Prompt
Print out the records precisely, keeping each line identical to its source.

Information provided
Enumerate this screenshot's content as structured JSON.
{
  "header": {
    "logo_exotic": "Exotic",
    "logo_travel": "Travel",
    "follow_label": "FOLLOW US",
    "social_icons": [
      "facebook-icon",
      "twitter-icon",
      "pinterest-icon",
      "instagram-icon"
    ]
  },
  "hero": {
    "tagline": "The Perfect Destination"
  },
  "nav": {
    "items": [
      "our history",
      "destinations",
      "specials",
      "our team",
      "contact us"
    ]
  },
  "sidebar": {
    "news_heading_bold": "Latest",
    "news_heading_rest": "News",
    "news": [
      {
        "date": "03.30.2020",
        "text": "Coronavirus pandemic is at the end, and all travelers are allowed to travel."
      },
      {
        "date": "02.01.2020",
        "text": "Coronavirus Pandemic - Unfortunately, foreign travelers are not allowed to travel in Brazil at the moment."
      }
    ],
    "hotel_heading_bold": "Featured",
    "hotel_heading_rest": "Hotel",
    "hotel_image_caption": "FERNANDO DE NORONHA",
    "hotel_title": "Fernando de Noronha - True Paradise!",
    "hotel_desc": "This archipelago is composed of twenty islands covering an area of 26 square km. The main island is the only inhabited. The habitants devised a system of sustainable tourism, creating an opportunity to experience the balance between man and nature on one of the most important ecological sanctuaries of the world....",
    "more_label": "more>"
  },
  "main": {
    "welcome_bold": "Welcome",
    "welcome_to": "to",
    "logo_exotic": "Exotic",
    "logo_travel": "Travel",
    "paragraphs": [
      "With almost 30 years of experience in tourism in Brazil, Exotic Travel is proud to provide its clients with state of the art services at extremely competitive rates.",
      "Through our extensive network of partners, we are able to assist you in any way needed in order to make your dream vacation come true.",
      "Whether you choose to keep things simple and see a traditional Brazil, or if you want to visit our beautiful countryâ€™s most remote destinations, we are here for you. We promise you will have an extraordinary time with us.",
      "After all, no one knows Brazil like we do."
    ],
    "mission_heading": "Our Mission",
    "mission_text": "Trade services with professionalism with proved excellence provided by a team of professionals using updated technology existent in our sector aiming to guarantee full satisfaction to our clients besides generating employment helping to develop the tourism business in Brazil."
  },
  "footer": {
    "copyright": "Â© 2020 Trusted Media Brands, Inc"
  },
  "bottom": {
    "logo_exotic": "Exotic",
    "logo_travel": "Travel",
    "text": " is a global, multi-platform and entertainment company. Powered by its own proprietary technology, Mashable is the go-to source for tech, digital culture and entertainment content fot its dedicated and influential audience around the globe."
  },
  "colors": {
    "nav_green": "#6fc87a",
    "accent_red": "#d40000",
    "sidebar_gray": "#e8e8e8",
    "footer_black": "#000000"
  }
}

Exercise solution
Enumerate this screenshot's content as structured JSON.
{
  "header": {
    "logo_exotic": "Exotic",
    "logo_travel": "Travel",
    "follow_label": "FOLLOW US",
    "social_icons": [
      "facebook-icon",
      "twitter-icon",
      "pinterest-icon",
      "instagram-icon"
    ]
  },
  "hero": {
    "tagline": "The Perfect Destination"
  },
  "nav": {
    "items": [
      "our history",
      "destinations",
      "specials",
      "our team",
      "contact us"
    ]
  },
  "sidebar": {
    "news_heading_bold": "Latest",
    "news_heading_rest": "News",
    "news": [
      {
        "date": "03.30.2020",
        "text": "Coronavirus pandemic is at the end, and all travelers are allowed to travel."
      },
      {
        "date": "02.01.2020",
        "text": "Coronavirus Pandemic - Unfortunately, foreign travelers are not allowed to travel in Brazil at the moment."
      }
    ],
    "hotel_heading_bold": "Featured",
    "hotel_heading_rest": "Hotel",
    "hotel_image_caption": "FERNANDO DE NORONHA",
    "hotel_title": "Fernando de Noronha - True Paradise!",
    "hotel_desc": "This archipelago is composed of twenty islands covering an area of 26 square km. The main island is the only inhabited. The habitants devised a system of sustainable tourism, creating an opportunity to experience the balance between man and nature on one of the most important ecological sanctuaries of the world....",
    "more_label": "more>"
  },
  "main": {
    "welcome_bold": "Welcome",
    "welcome_to": "to",
    "logo_exotic": "Exotic",
    "logo_travel": "Travel",
    "paragraphs": [
      "With almost 30 years of experience in tourism in Brazil, Exotic Travel is proud to provide its clients with state of the art services at extremely competitive rates.",
      "Through our extensive network of partners, we are able to assist you in any way needed in order to make your dream vacation come true.",
      "Whether you choose to keep things simple and see a traditional Brazil, or if you want to visit our beautiful countryâ€™s most remote destinations, we are here for you. We promise you will have an extraordinary time with us.",
      "After all, no one knows Brazil like we do."
    ],
    "mission_heading": "Our Mission",
    "mission_text": "Trade services with professionalism with proved excellence provided by a team of professionals using updated technology existent in our sector aiming to guarantee full satisfaction to our clients besides generating employment helping to develop the tourism business in Brazil."
  },
  "footer": {
    "copyright": "Â© 2020 Trusted Media Brands, Inc"
  },
  "bottom": {
    "logo_exotic": "Exotic",
    "logo_travel": "Travel",
    "text": " is a global, multi-platform and entertainment company. Powered by its own proprietary technology, Mashable is the go-to source for tech, digital culture and entertainment content fot its dedicated and influential audience around the globe."
  },
  "colors": {
    "nav_green": "#6fc87a",
    "accent_red": "#d40000",
    "sidebar_gray": "#e8e8e8",
    "footer_black": "#000000"
  }
}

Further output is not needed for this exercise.